Calmus Ensemble Leipzig, who will perform a holiday concert, “Christmas A Cappella,” at Milford Theater, on December 11, is a 5-piece award-winning vocal group in the world of a cappella music. This is music without instrumental accompaniment– where the voices are musically honed to sound like actual instruments. The first half of the program will feature “Christmas Then and Now” and the second half will feature “Carols From all Over the World.”
Calmus, whose 26 albums include two compilations of Christmas music, will be joined by the Delaware Valley High School Chamber Choir, under the direction of Richard Horst.
The Pike County Courier recently interviewed Calmus:
PCC: A Cappella is often described as singing unaccompanied by instruments. How would you define a cappella Calmus style?
Calmus: We use our voices in many different ways! Sometimes it sounds just like unaccompanied choral music, e.g. chorals of J.S. Bach or folk tunes like Brahms “Da unten im Tale.” That is a lot of fun! The most important thing for our special “Calmus style” is a homogenous and compact sound.
PCC: How is “Calmus” style of a cappella different from Barber Shop Quartet style?
Calmus: We are a classical vocal group and have classically trained voices. With this background, we keep developing ourselves and cover all kinds of genres including renaissance music, baroque and romantic music up to modern music like jazz, pop, and even barbershop.
PCC: Do singers have special training to perform a cappella?
Calmus: Singing a cappella music requires both experience and vocal skills like choral singing and also solo performance expertise. You need to be very flexible to switch from being a leading voice or accompanying others.
PCC: Can you describe what each member brings to the ensemble in a musical or non-musical way?
Calmus: We are all equally involved in musical and non-musical processes. In addition to that, each of us has unique skills. For instance: Elisabeth is a speech and voice therapist, Friedrich is an actor and film maker and Jonathan used to work as a project manager for music festivals and ensembles.
PCC: Can the singers switch their musical voice, if necessary? For example, can Jonathan, who sings baritone, sing bass if Michael is not able to be at the concert?
Calmus: Yes, we have to switch musical roles a lot. The ones who need to switch their roles most frequently are Maria, who is the alto and sometimes needs to sing a soprano or tenor part; Friedrich, our tenor, switches between alto, tenor, and sometimes baritone; and Jonathan, the baritone of the ensemble, needs to sing tenor or bass. This happens regularly, but we always sing our concerts in the whole line-up with the five of us.

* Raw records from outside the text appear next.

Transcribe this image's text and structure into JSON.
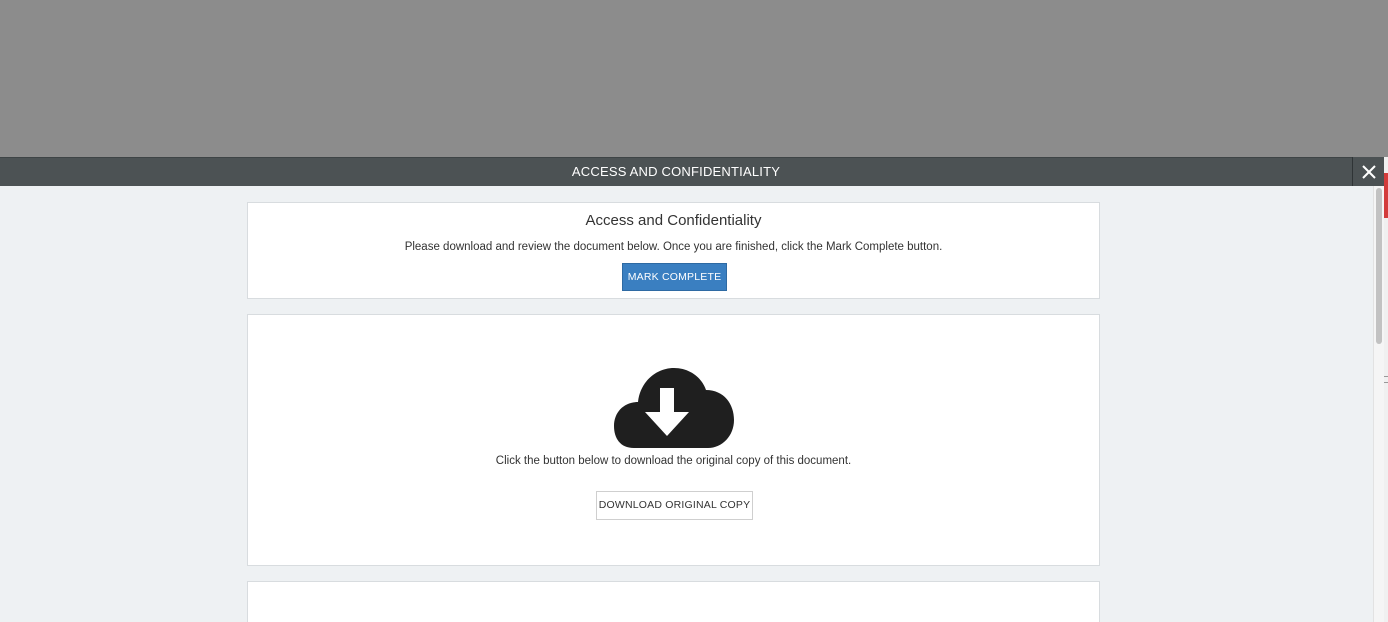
{
  "modal": {
    "header_title": "ACCESS AND CONFIDENTIALITY",
    "close_icon": "close-icon"
  },
  "intro_card": {
    "title": "Access and Confidentiality",
    "description": "Please download and review the document below. Once you are finished, click the Mark Complete button.",
    "mark_complete_label": "MARK COMPLETE"
  },
  "download_card": {
    "icon": "cloud-download-icon",
    "description": "Click the button below to download the original copy of this document.",
    "download_label": "DOWNLOAD ORIGINAL COPY"
  },
  "colors": {
    "overlay": "#8c8c8c",
    "header_bg": "#4c5254",
    "modal_bg": "#eef1f3",
    "primary_button": "#3a7fc1",
    "accent_red": "#d33b3b"
  }
}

PCC: How many times have you played in America?
Calmus: Calmus has played in the US 33 times. The upcoming tour is No. 34, but will be the first one in this line-up.
PCC: Describe how American audiences are similar or different from other audiences you’ve played for.

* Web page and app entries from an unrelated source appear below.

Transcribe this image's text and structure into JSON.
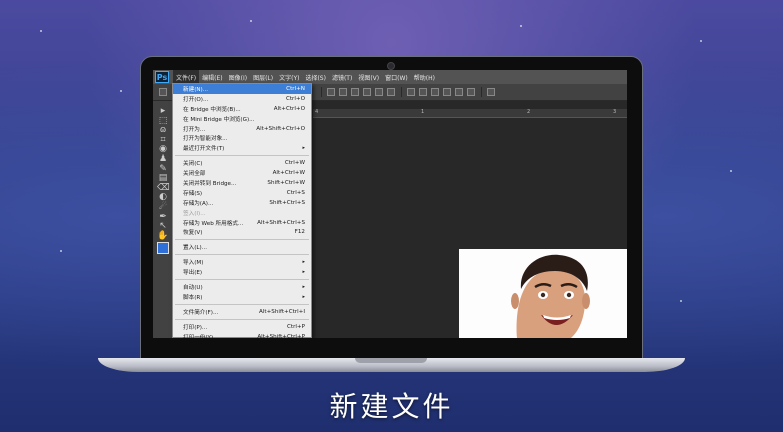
{
  "app": {
    "logo_text": "Ps"
  },
  "menubar": {
    "items": [
      {
        "label": "文件(F)",
        "active": true
      },
      {
        "label": "编辑(E)"
      },
      {
        "label": "图像(I)"
      },
      {
        "label": "图层(L)"
      },
      {
        "label": "文字(Y)"
      },
      {
        "label": "选择(S)"
      },
      {
        "label": "滤镜(T)"
      },
      {
        "label": "视图(V)"
      },
      {
        "label": "窗口(W)"
      },
      {
        "label": "帮助(H)"
      }
    ]
  },
  "ruler": {
    "ticks": [
      "4",
      "1",
      "2",
      "3"
    ]
  },
  "file_menu": {
    "groups": [
      [
        {
          "label": "新建(N)...",
          "shortcut": "Ctrl+N",
          "highlight": true
        },
        {
          "label": "打开(O)...",
          "shortcut": "Ctrl+O"
        },
        {
          "label": "在 Bridge 中浏览(B)...",
          "shortcut": "Alt+Ctrl+O"
        },
        {
          "label": "在 Mini Bridge 中浏览(G)...",
          "shortcut": ""
        },
        {
          "label": "打开为...",
          "shortcut": "Alt+Shift+Ctrl+O"
        },
        {
          "label": "打开为智能对象...",
          "shortcut": ""
        },
        {
          "label": "最近打开文件(T)",
          "shortcut": "",
          "submenu": true
        }
      ],
      [
        {
          "label": "关闭(C)",
          "shortcut": "Ctrl+W"
        },
        {
          "label": "关闭全部",
          "shortcut": "Alt+Ctrl+W"
        },
        {
          "label": "关闭并转到 Bridge...",
          "shortcut": "Shift+Ctrl+W"
        },
        {
          "label": "存储(S)",
          "shortcut": "Ctrl+S"
        },
        {
          "label": "存储为(A)...",
          "shortcut": "Shift+Ctrl+S"
        },
        {
          "label": "签入(I)...",
          "shortcut": "",
          "disabled": true
        },
        {
          "label": "存储为 Web 所用格式...",
          "shortcut": "Alt+Shift+Ctrl+S"
        },
        {
          "label": "恢复(V)",
          "shortcut": "F12"
        }
      ],
      [
        {
          "label": "置入(L)...",
          "shortcut": ""
        }
      ],
      [
        {
          "label": "导入(M)",
          "shortcut": "",
          "submenu": true
        },
        {
          "label": "导出(E)",
          "shortcut": "",
          "submenu": true
        }
      ],
      [
        {
          "label": "自动(U)",
          "shortcut": "",
          "submenu": true
        },
        {
          "label": "脚本(R)",
          "shortcut": "",
          "submenu": true
        }
      ],
      [
        {
          "label": "文件简介(F)...",
          "shortcut": "Alt+Shift+Ctrl+I"
        }
      ],
      [
        {
          "label": "打印(P)...",
          "shortcut": "Ctrl+P"
        },
        {
          "label": "打印一份(Y)",
          "shortcut": "Alt+Shift+Ctrl+P"
        }
      ]
    ],
    "submenu_arrow": "▸"
  },
  "tools": {
    "icons": [
      "move-tool-icon",
      "marquee-tool-icon",
      "lasso-tool-icon",
      "crop-tool-icon",
      "eyedropper-tool-icon",
      "healing-tool-icon",
      "brush-tool-icon",
      "stamp-tool-icon",
      "eraser-tool-icon",
      "gradient-tool-icon",
      "blur-tool-icon",
      "pen-tool-icon",
      "path-select-tool-icon",
      "hand-tool-icon"
    ],
    "glyphs": [
      "▸",
      "⬚",
      "ɷ",
      "⌗",
      "◉",
      "♟",
      "✎",
      "▤",
      "⌫",
      "◐",
      "☄",
      "✒",
      "↖",
      "✋"
    ],
    "foreground_color": "#2f6fd8",
    "background_color": "#ffffff"
  },
  "caption": "新建文件"
}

Calmus: The American audiences are a little more enthusiastic than others – but they are pleased after one encore. In Germany, we sometimes sing two encores.
PCC: Describe your work teaching young children.
Calmus: We sometimes do workshops with children’s or youth choirs. Since choir singing is a very healthy and socially important activity, we try to motivate these new generation singers.
We are very much looking forward to singing at Kindred Spirits Arts at the Milford Theatre on December 11th! The collaboration with the Delaware Valley HS singers is one of our highlights of the US Tour 2022.
We are a classical vocal group and have classically trained voices. With this background, we keep developing ourselves and cover all kinds of genres including renaissance music, baroque and romantic music up to modern music like jazz, pop, and even barbershop.